Behavioral Health Care Collaboratives (BHCCs) are newly-established entities that establish provider networks that span various behavioral health silos, including mental health and alcohol and substance-use services. BHCCs are designed to integrate care across the entire spectrum of physical and behavioral health services. BHCCs are intended to help prepare providers for VBP by facilitating shared infrastructure and administrative capacity, as well as collective quality management. They should also encourage VBP payers, whether MCOs or providers, to partner with the BHCCs. BHCCs are receiving funding to build data-collection and data-analytic capacity, facilitating their participation in VBP.
Patient Centered Medical Home/Advanced Primary Care

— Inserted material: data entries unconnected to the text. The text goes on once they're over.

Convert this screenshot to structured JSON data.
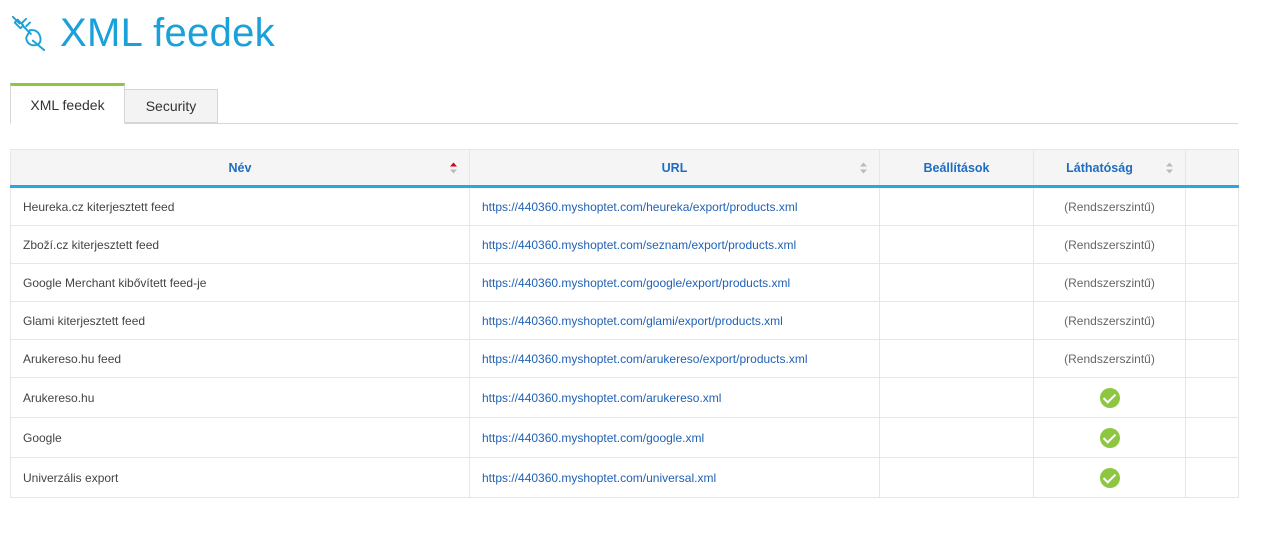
{
  "header": {
    "title": "XML feedek",
    "icon": "plug-icon"
  },
  "tabs": [
    {
      "label": "XML feedek",
      "active": true
    },
    {
      "label": "Security",
      "active": false
    }
  ],
  "table": {
    "columns": [
      {
        "label": "Név",
        "sort": "asc"
      },
      {
        "label": "URL",
        "sort": "none"
      },
      {
        "label": "Beállítások",
        "sort": null
      },
      {
        "label": "Láthatóság",
        "sort": "none"
      },
      {
        "label": "",
        "sort": null
      }
    ],
    "rows": [
      {
        "name": "Heureka.cz kiterjesztett feed",
        "url": "https://440360.myshoptet.com/heureka/export/products.xml",
        "visibility": "(Rendszerszintű)"
      },
      {
        "name": "Zboží.cz kiterjesztett feed",
        "url": "https://440360.myshoptet.com/seznam/export/products.xml",
        "visibility": "(Rendszerszintű)"
      },
      {
        "name": "Google Merchant kibővített feed-je",
        "url": "https://440360.myshoptet.com/google/export/products.xml",
        "visibility": "(Rendszerszintű)"
      },
      {
        "name": "Glami kiterjesztett feed",
        "url": "https://440360.myshoptet.com/glami/export/products.xml",
        "visibility": "(Rendszerszintű)"
      },
      {
        "name": "Arukereso.hu feed",
        "url": "https://440360.myshoptet.com/arukereso/export/products.xml",
        "visibility": "(Rendszerszintű)"
      },
      {
        "name": "Arukereso.hu",
        "url": "https://440360.myshoptet.com/arukereso.xml",
        "visibility": "check-icon"
      },
      {
        "name": "Google",
        "url": "https://440360.myshoptet.com/google.xml",
        "visibility": "check-icon"
      },
      {
        "name": "Univerzális export",
        "url": "https://440360.myshoptet.com/universal.xml",
        "visibility": "check-icon"
      }
    ]
  },
  "colors": {
    "title": "#1ba1d9",
    "tab_active_border": "#8dc63f",
    "header_underline": "#27a8e0",
    "link": "#2162b5",
    "check": "#8dc63f"
  }
}
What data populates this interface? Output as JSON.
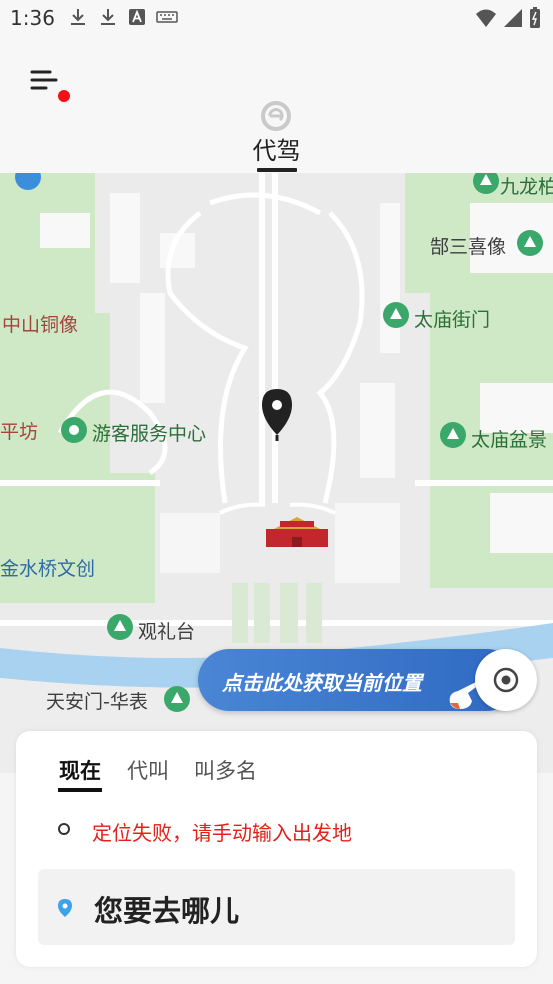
{
  "status_bar": {
    "time": "1:36"
  },
  "header": {
    "active_tab": "代驾"
  },
  "map": {
    "labels": {
      "jiulong": "九龙柏",
      "busanxi": "郜三喜像",
      "zhongshan": "中山铜像",
      "taimiao_jiemen": "太庙街门",
      "pingfang": "平坊",
      "visitor_center": "游客服务中心",
      "taimiao_penjing": "太庙盆景",
      "jinshuiqiao": "金水桥文创",
      "guanlitai": "观礼台",
      "tiananmen_huabiao": "天安门-华表"
    },
    "locate_prompt": "点击此处获取当前位置",
    "colors": {
      "green": "#cfe8c5",
      "water": "#a9d2f0",
      "accent": "#3a77cc",
      "error": "#e3201b"
    }
  },
  "card": {
    "tabs": [
      "现在",
      "代叫",
      "叫多名"
    ],
    "origin_error": "定位失败，请手动输入出发地",
    "destination_placeholder": "您要去哪儿"
  }
}
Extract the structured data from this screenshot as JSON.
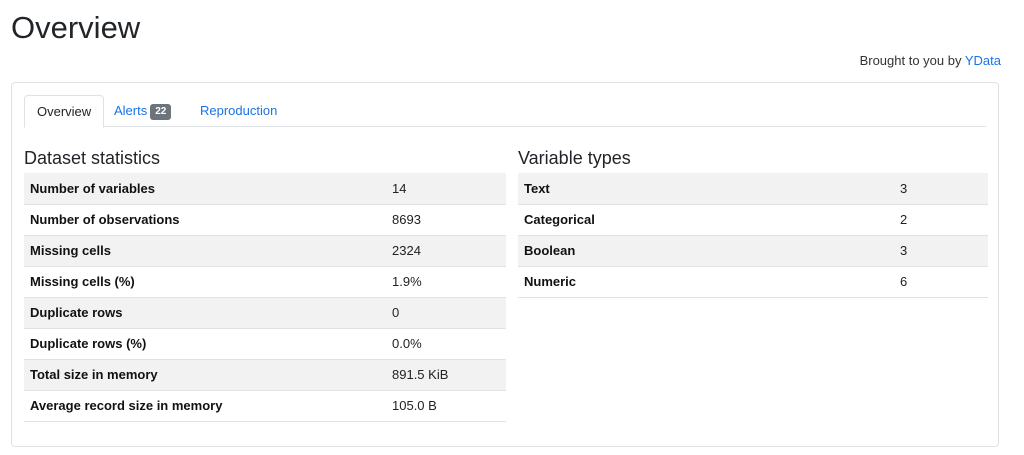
{
  "page": {
    "title": "Overview",
    "brought_prefix": "Brought to you by",
    "brought_link": "YData"
  },
  "tabs": [
    {
      "label": "Overview",
      "active": true
    },
    {
      "label": "Alerts",
      "badge": "22"
    },
    {
      "label": "Reproduction"
    }
  ],
  "dataset_statistics": {
    "title": "Dataset statistics",
    "rows": [
      {
        "label": "Number of variables",
        "value": "14"
      },
      {
        "label": "Number of observations",
        "value": "8693"
      },
      {
        "label": "Missing cells",
        "value": "2324"
      },
      {
        "label": "Missing cells (%)",
        "value": "1.9%"
      },
      {
        "label": "Duplicate rows",
        "value": "0"
      },
      {
        "label": "Duplicate rows (%)",
        "value": "0.0%"
      },
      {
        "label": "Total size in memory",
        "value": "891.5 KiB"
      },
      {
        "label": "Average record size in memory",
        "value": "105.0 B"
      }
    ]
  },
  "variable_types": {
    "title": "Variable types",
    "rows": [
      {
        "label": "Text",
        "value": "3"
      },
      {
        "label": "Categorical",
        "value": "2"
      },
      {
        "label": "Boolean",
        "value": "3"
      },
      {
        "label": "Numeric",
        "value": "6"
      }
    ]
  },
  "colors": {
    "link": "#1a73e8",
    "stripe": "#f2f2f2",
    "border": "#dee2e6",
    "badge": "#6c757d"
  }
}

New York began providing financial incentives to primary care practices that achieved National Committee for Quality Assurance (NCQA) recognition starting in 2010. Medicaid will begin a process this year that will reduce, and eventually eliminate, PCMH incentive payments for practices that opt not to participate in VBP arrangements with (at least) upside-only risk. Longer term, the state intends to limit PCMH incentive payments to practices that meet quality and efficiency targets.
SHIN-NY Support for DSRIP and VBP
New York has invested significantly in the development of the Statewide Health Information Network for New. It is meant to provide the health information exchange infrastructure necessary to support health care transformation initiatives. Eight Qualified Entities (QE) across the state are meant to support the exchange of electronic health record information. The state has been working with the QEs to help PPSs with data management and information exchange. QEs are supporting providers, PPSs and MCOs by making clinical data available for care management and quality measurement. QEs are also helping with consent management, which can be a major barrier to effectively implementing VBP. “Focusing on high-quality and easily available EHR information will support real-time, actionable, high-performing population health management.” (p. 12)
Care Delivery Layers
The following infographic is meant to display activities within the layer responsible for each activity, categorized as patient support (vertically) or provider support (horizontally)
The state is seeking public comment on the Structural Roadmap by April 2. Comments should be sent to [email protected].